Chinese police have arrested roughly 15,000 people for crimes they claim “jeopardized Internet security,” Reuters reports.
The roundup is part of the government’s ongoing efforts to tighten Internet control, which includes a recent national security law that gave officials vague authority to secure and control the country’s computer systems.
According to China’s Ministry of Public Security, police investigated 7,400 instances of cyber crime over an indefinite period that led to the arrests.
Officials said they looked into more than 66,000 websites offering “illegal and harmful information,” in addition to those with advertisements for pornography, explosives and firearms, and gambling.
Since taking office in late 2012, Chinese President Xi Jinping has spearheaded an unprecedented crackdown on the flow of digital information into and within China.
Beijing officials operate a massive censorship operation, known as the Great Firewall, which blocks websites and digital services that disseminate information critical of the Communist Party.
Officials have also reportedly used the mechanism to snoop on dissidents and foreigners.

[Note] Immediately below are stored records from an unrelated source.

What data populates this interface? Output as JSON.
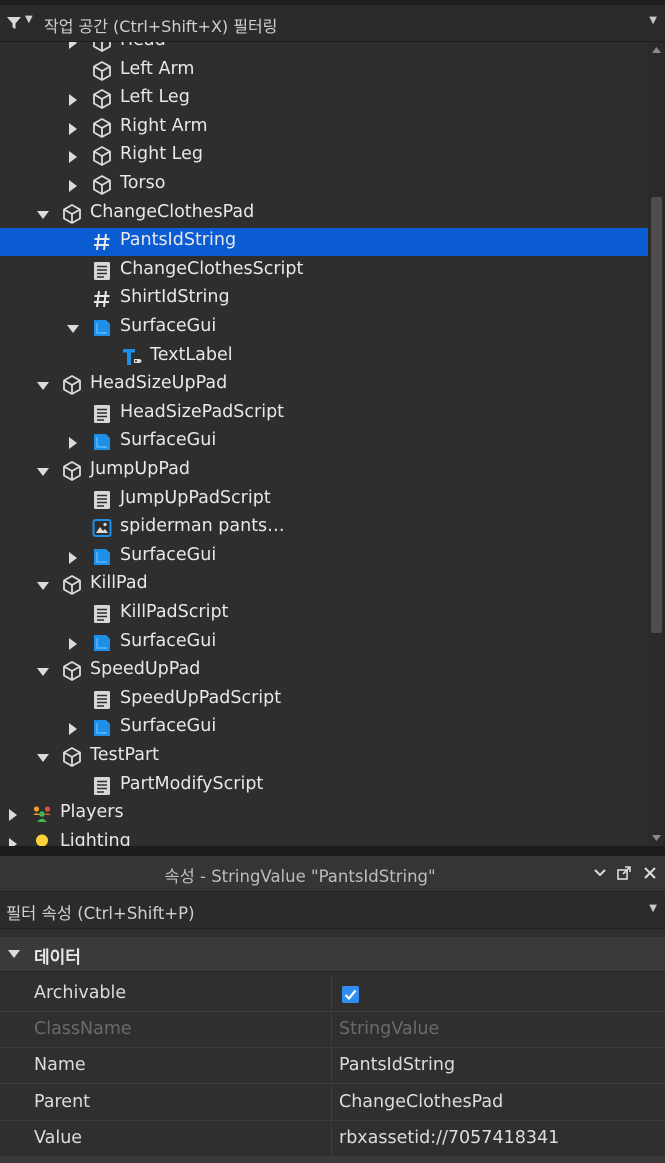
{
  "explorer": {
    "filter_text": "작업 공간 (Ctrl+Shift+X) 필터링",
    "items": [
      {
        "label": "Head",
        "indent": 3,
        "arrow": "right",
        "icon": "part-icon"
      },
      {
        "label": "Left Arm",
        "indent": 3,
        "arrow": "none",
        "icon": "part-icon"
      },
      {
        "label": "Left Leg",
        "indent": 3,
        "arrow": "right",
        "icon": "part-icon"
      },
      {
        "label": "Right Arm",
        "indent": 3,
        "arrow": "right",
        "icon": "part-icon"
      },
      {
        "label": "Right Leg",
        "indent": 3,
        "arrow": "right",
        "icon": "part-icon"
      },
      {
        "label": "Torso",
        "indent": 3,
        "arrow": "right",
        "icon": "part-icon"
      },
      {
        "label": "ChangeClothesPad",
        "indent": 2,
        "arrow": "down",
        "icon": "part-icon"
      },
      {
        "label": "PantsIdString",
        "indent": 3,
        "arrow": "none",
        "icon": "string-value-icon",
        "selected": true
      },
      {
        "label": "ChangeClothesScript",
        "indent": 3,
        "arrow": "none",
        "icon": "script-icon"
      },
      {
        "label": "ShirtIdString",
        "indent": 3,
        "arrow": "none",
        "icon": "string-value-icon"
      },
      {
        "label": "SurfaceGui",
        "indent": 3,
        "arrow": "down",
        "icon": "surface-gui-icon"
      },
      {
        "label": "TextLabel",
        "indent": 4,
        "arrow": "none",
        "icon": "text-label-icon"
      },
      {
        "label": "HeadSizeUpPad",
        "indent": 2,
        "arrow": "down",
        "icon": "part-icon"
      },
      {
        "label": "HeadSizePadScript",
        "indent": 3,
        "arrow": "none",
        "icon": "script-icon"
      },
      {
        "label": "SurfaceGui",
        "indent": 3,
        "arrow": "right",
        "icon": "surface-gui-icon"
      },
      {
        "label": "JumpUpPad",
        "indent": 2,
        "arrow": "down",
        "icon": "part-icon"
      },
      {
        "label": "JumpUpPadScript",
        "indent": 3,
        "arrow": "none",
        "icon": "script-icon"
      },
      {
        "label": "spiderman pants…",
        "indent": 3,
        "arrow": "none",
        "icon": "decal-icon"
      },
      {
        "label": "SurfaceGui",
        "indent": 3,
        "arrow": "right",
        "icon": "surface-gui-icon"
      },
      {
        "label": "KillPad",
        "indent": 2,
        "arrow": "down",
        "icon": "part-icon"
      },
      {
        "label": "KillPadScript",
        "indent": 3,
        "arrow": "none",
        "icon": "script-icon"
      },
      {
        "label": "SurfaceGui",
        "indent": 3,
        "arrow": "right",
        "icon": "surface-gui-icon"
      },
      {
        "label": "SpeedUpPad",
        "indent": 2,
        "arrow": "down",
        "icon": "part-icon"
      },
      {
        "label": "SpeedUpPadScript",
        "indent": 3,
        "arrow": "none",
        "icon": "script-icon"
      },
      {
        "label": "SurfaceGui",
        "indent": 3,
        "arrow": "right",
        "icon": "surface-gui-icon"
      },
      {
        "label": "TestPart",
        "indent": 2,
        "arrow": "down",
        "icon": "part-icon"
      },
      {
        "label": "PartModifyScript",
        "indent": 3,
        "arrow": "none",
        "icon": "script-icon"
      },
      {
        "label": "Players",
        "indent": 1,
        "arrow": "right",
        "icon": "players-icon"
      },
      {
        "label": "Lighting",
        "indent": 1,
        "arrow": "right",
        "icon": "lighting-icon"
      }
    ]
  },
  "properties": {
    "title": "속성 - StringValue \"PantsIdString\"",
    "filter_text": "필터 속성 (Ctrl+Shift+P)",
    "section": "데이터",
    "rows": [
      {
        "name": "Archivable",
        "value": "",
        "checkbox": true,
        "disabled": false
      },
      {
        "name": "ClassName",
        "value": "StringValue",
        "checkbox": false,
        "disabled": true
      },
      {
        "name": "Name",
        "value": "PantsIdString",
        "checkbox": false,
        "disabled": false
      },
      {
        "name": "Parent",
        "value": "ChangeClothesPad",
        "checkbox": false,
        "disabled": false
      },
      {
        "name": "Value",
        "value": "rbxassetid://7057418341",
        "checkbox": false,
        "disabled": false
      }
    ]
  },
  "colors": {
    "selection": "#0b5bd3",
    "accent_blue": "#2f8ef0",
    "background": "#2e2e2e"
  }
}
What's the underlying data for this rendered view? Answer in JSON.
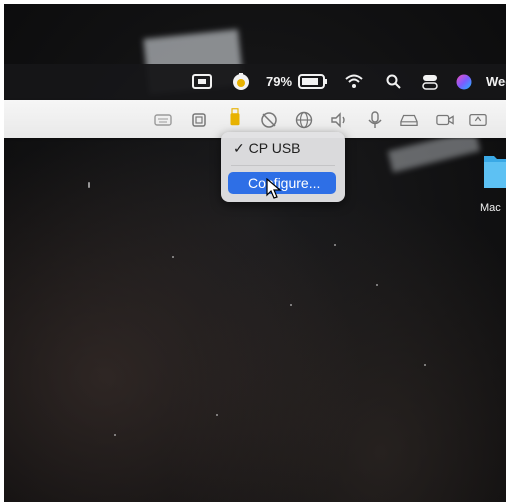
{
  "menubar": {
    "battery_percent": "79%",
    "date_partial": "Wed"
  },
  "usb_menu": {
    "device_label": "CP USB",
    "device_checked": true,
    "configure_label": "Configure..."
  },
  "desktop": {
    "folder_label_partial": "Mac"
  },
  "icons": [
    "screen-mirroring-icon",
    "shield-icon",
    "battery-icon",
    "wifi-icon",
    "search-icon",
    "control-center-icon",
    "siri-icon",
    "keyboard-icon",
    "chip-icon",
    "usb-icon",
    "location-off-icon",
    "globe-icon",
    "speaker-icon",
    "microphone-icon",
    "drive-icon",
    "camera-icon",
    "share-icon",
    "folder-icon"
  ],
  "colors": {
    "selection_blue": "#2e6fe6",
    "toolbar_bg": "#efefef",
    "usb_icon_yellow": "#e8b200",
    "desktop_dark": "#141415"
  }
}
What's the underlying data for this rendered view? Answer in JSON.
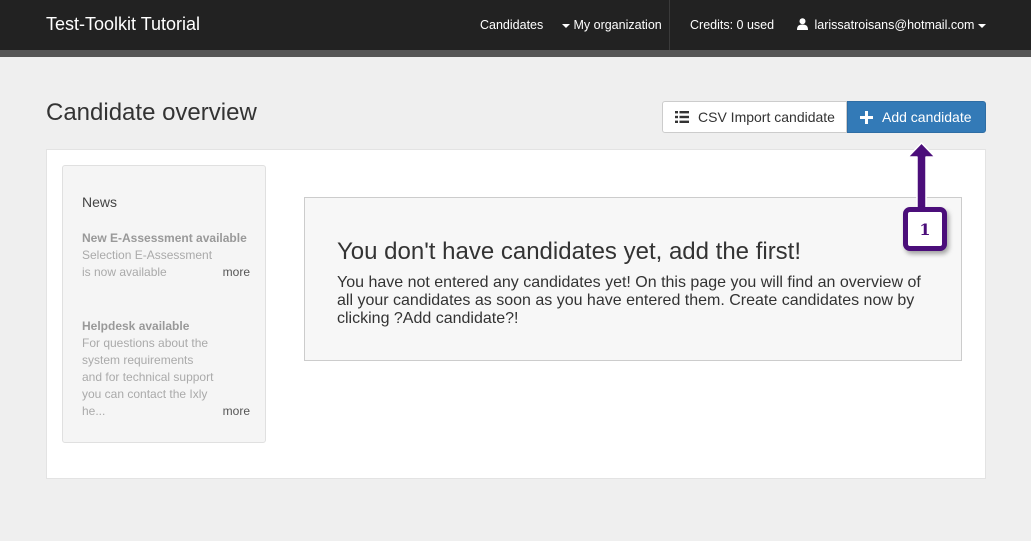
{
  "navbar": {
    "brand": "Test-Toolkit Tutorial",
    "candidates": "Candidates",
    "my_organization": "My organization",
    "credits": "Credits: 0 used",
    "user_email": "larissatroisans@hotmail.com"
  },
  "page": {
    "title": "Candidate overview"
  },
  "toolbar": {
    "csv_import_label": "CSV Import candidate",
    "add_candidate_label": "Add candidate",
    "accent_color": "#337ab7"
  },
  "news": {
    "title": "News",
    "items": [
      {
        "title": "New E-Assessment available",
        "text": "Selection E-Assessment is now available",
        "more": "more"
      },
      {
        "title": "Helpdesk available",
        "text": "For questions about the system requirements and for technical support you can contact the Ixly he...",
        "more": "more"
      }
    ]
  },
  "empty_state": {
    "title": "You don't have candidates yet, add the first!",
    "text": "You have not entered any candidates yet! On this page you will find an overview of all your candidates as soon as you have entered them. Create candidates now by clicking ?Add candidate?!"
  },
  "annotation": {
    "step_number": "1",
    "color": "#4b0e7a"
  },
  "icons": {
    "user": "user-icon",
    "list": "list-icon",
    "plus": "plus-icon"
  }
}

The ongoing campaign has irked the U.S., which is expected to press Xi on his digital controls during the leader’s upcoming Washington visit.